You might flee from words like “quarks,” “relativity,” and “joule,” but you shouldn’t have to, and neither should a kid.
A new children’s book from the folks at a few of our national labs will hopefully make the things particle physicists are talking about easier to digest.
The book, titled The ABCs of Particle Physics by Lauren Biron and Chris Smith, takes a child (or maybe just an interested adult) along an adorably dorky rhyme-trip through some of the most important high-energy physics concepts. It’s available as an animated or non-animated webpage, pdf, or as a board book you can buy as a gift for every 6-year-old you know.
As you’re reading your kids their bedtime stories, you may finally start to understand what scientists are talking about when they mention inflation or the Higgs boson.
Seriously, who doesn’t want to sit down with their child or fully-grown adult friend and read lines like:
K is for kaons, with quarks that are strange.
L is for leptons, which have a wide range
The online pages come along with further explanation beneath each letter, like:
Many subatomic particles are made of building blocks called quarks, which come in six different types.
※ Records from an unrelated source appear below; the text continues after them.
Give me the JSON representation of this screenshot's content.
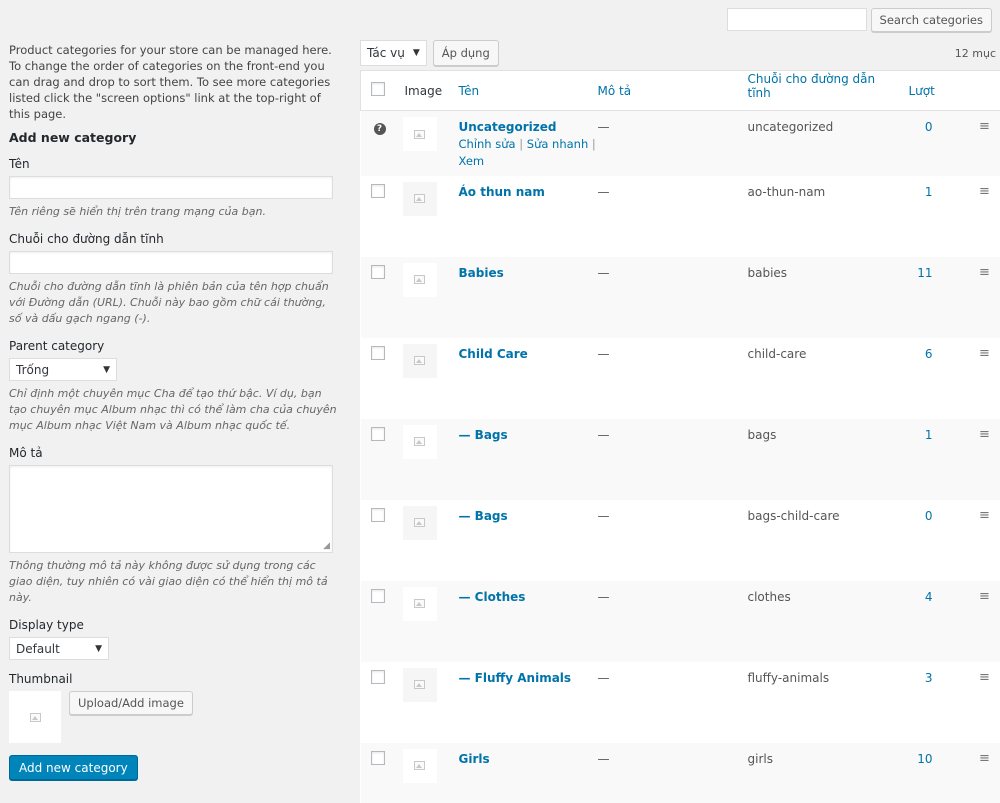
{
  "search": {
    "placeholder": "",
    "button": "Search categories"
  },
  "intro": "Product categories for your store can be managed here. To change the order of categories on the front-end you can drag and drop to sort them. To see more categories listed click the \"screen options\" link at the top-right of this page.",
  "form": {
    "title": "Add new category",
    "name_label": "Tên",
    "name_desc": "Tên riêng sẽ hiển thị trên trang mạng của bạn.",
    "slug_label": "Chuỗi cho đường dẫn tĩnh",
    "slug_desc": "Chuỗi cho đường dẫn tĩnh là phiên bản của tên hợp chuẩn với Đường dẫn (URL). Chuỗi này bao gồm chữ cái thường, số và dấu gạch ngang (-).",
    "parent_label": "Parent category",
    "parent_value": "Trống",
    "parent_desc": "Chỉ định một chuyên mục Cha để tạo thứ bậc. Ví dụ, bạn tạo chuyên mục Album nhạc thì có thể làm cha của chuyên mục Album nhạc Việt Nam và Album nhạc quốc tế.",
    "desc_label": "Mô tả",
    "desc_desc": "Thông thường mô tả này không được sử dụng trong các giao diện, tuy nhiên có vài giao diện có thể hiển thị mô tả này.",
    "display_label": "Display type",
    "display_value": "Default",
    "thumbnail_label": "Thumbnail",
    "upload_button": "Upload/Add image",
    "submit_button": "Add new category"
  },
  "bulk": {
    "action": "Tác vụ",
    "apply": "Áp dụng",
    "count": "12 mục"
  },
  "columns": {
    "image": "Image",
    "name": "Tên",
    "description": "Mô tả",
    "slug": "Chuỗi cho đường dẫn tĩnh",
    "count": "Lượt"
  },
  "rows": [
    {
      "name": "Uncategorized",
      "desc": "—",
      "slug": "uncategorized",
      "count": "0",
      "actions": {
        "edit": "Chỉnh sửa",
        "quick": "Sửa nhanh",
        "view": "Xem"
      }
    },
    {
      "name": "Áo thun nam",
      "desc": "—",
      "slug": "ao-thun-nam",
      "count": "1"
    },
    {
      "name": "Babies",
      "desc": "—",
      "slug": "babies",
      "count": "11"
    },
    {
      "name": "Child Care",
      "desc": "—",
      "slug": "child-care",
      "count": "6"
    },
    {
      "name": "— Bags",
      "desc": "—",
      "slug": "bags",
      "count": "1"
    },
    {
      "name": "— Bags",
      "desc": "—",
      "slug": "bags-child-care",
      "count": "0"
    },
    {
      "name": "— Clothes",
      "desc": "—",
      "slug": "clothes",
      "count": "4"
    },
    {
      "name": "— Fluffy Animals",
      "desc": "—",
      "slug": "fluffy-animals",
      "count": "3"
    },
    {
      "name": "Girls",
      "desc": "—",
      "slug": "girls",
      "count": "10"
    }
  ]
}
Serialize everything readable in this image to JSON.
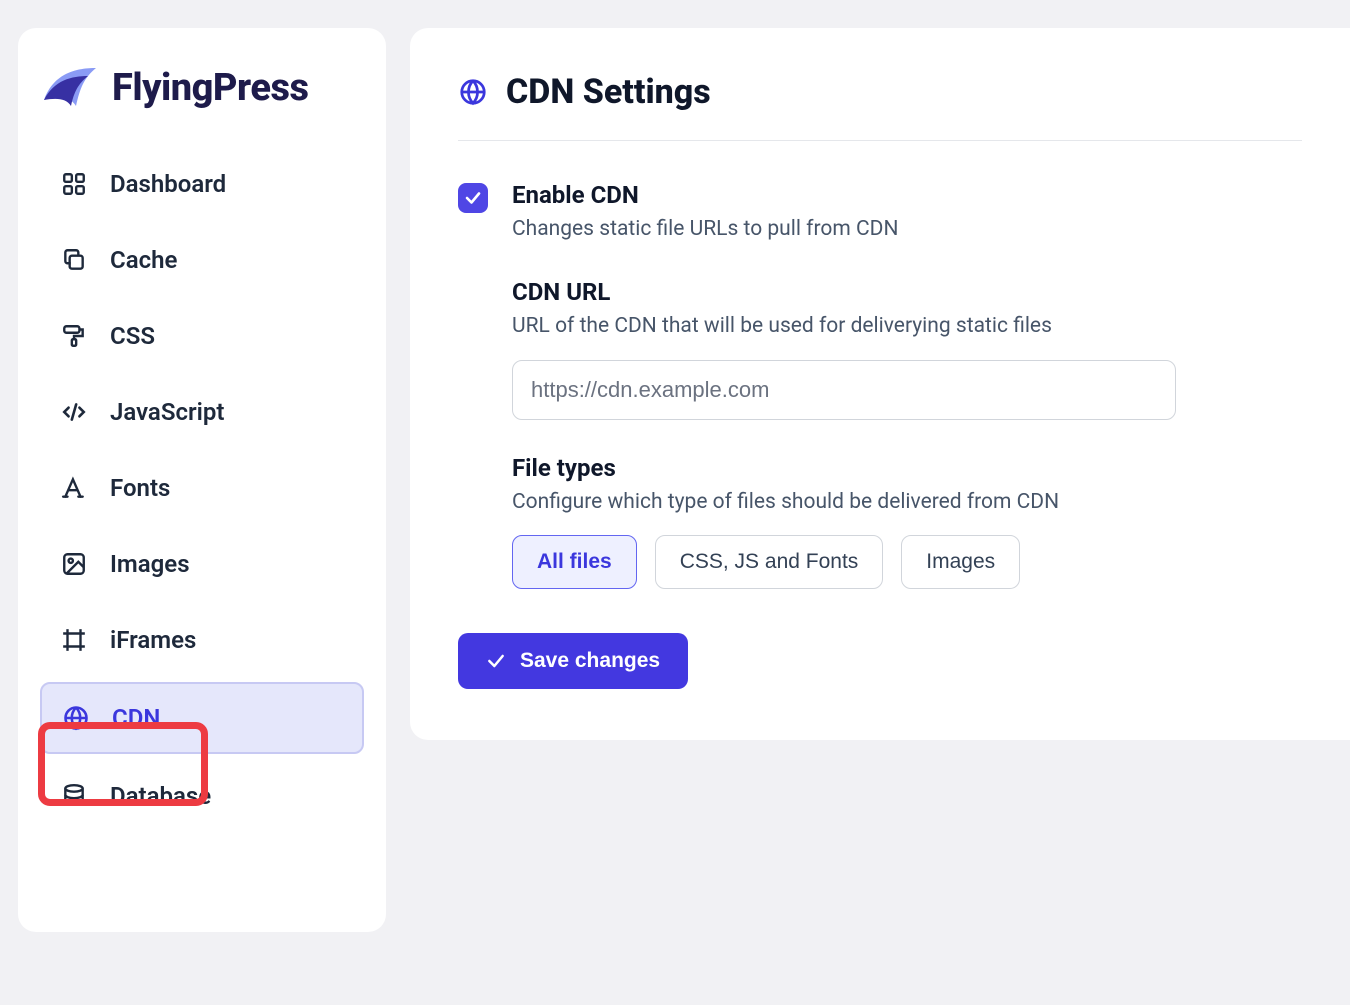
{
  "brand": {
    "name": "FlyingPress"
  },
  "sidebar": {
    "items": [
      {
        "label": "Dashboard"
      },
      {
        "label": "Cache"
      },
      {
        "label": "CSS"
      },
      {
        "label": "JavaScript"
      },
      {
        "label": "Fonts"
      },
      {
        "label": "Images"
      },
      {
        "label": "iFrames"
      },
      {
        "label": "CDN"
      },
      {
        "label": "Database"
      }
    ],
    "active_index": 7
  },
  "page": {
    "title": "CDN Settings",
    "enable": {
      "title": "Enable CDN",
      "desc": "Changes static file URLs to pull from CDN",
      "checked": true
    },
    "cdn_url": {
      "title": "CDN URL",
      "desc": "URL of the CDN that will be used for deliverying static files",
      "placeholder": "https://cdn.example.com",
      "value": ""
    },
    "file_types": {
      "title": "File types",
      "desc": "Configure which type of files should be delivered from CDN",
      "options": [
        "All files",
        "CSS, JS and Fonts",
        "Images"
      ],
      "selected_index": 0
    },
    "save_label": "Save changes"
  }
}
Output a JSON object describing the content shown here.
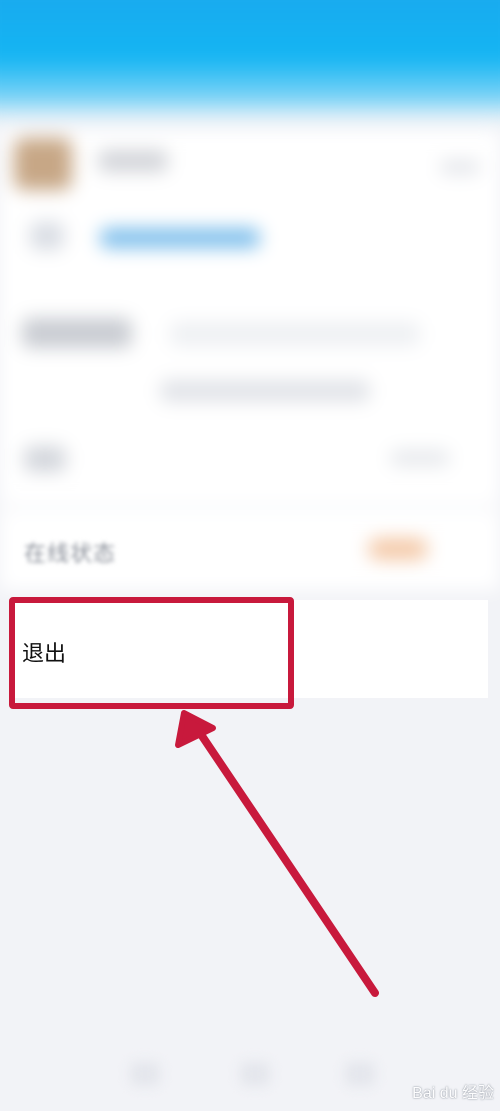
{
  "settings": {
    "online_status_label": "在线状态",
    "logout_label": "退出"
  },
  "watermark": {
    "text": "Bai du 经验"
  },
  "colors": {
    "header": "#14b5f3",
    "highlight": "#c8193c",
    "background": "#f2f3f7"
  }
}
Kaons are particles that contain a quark called a strange quark. Kaons are important because scientists used them to find clues as to why our universe is made of more matter than antimatter. They discovered that kaons and their antimatter partners decay in different ways, contributing to the imbalance.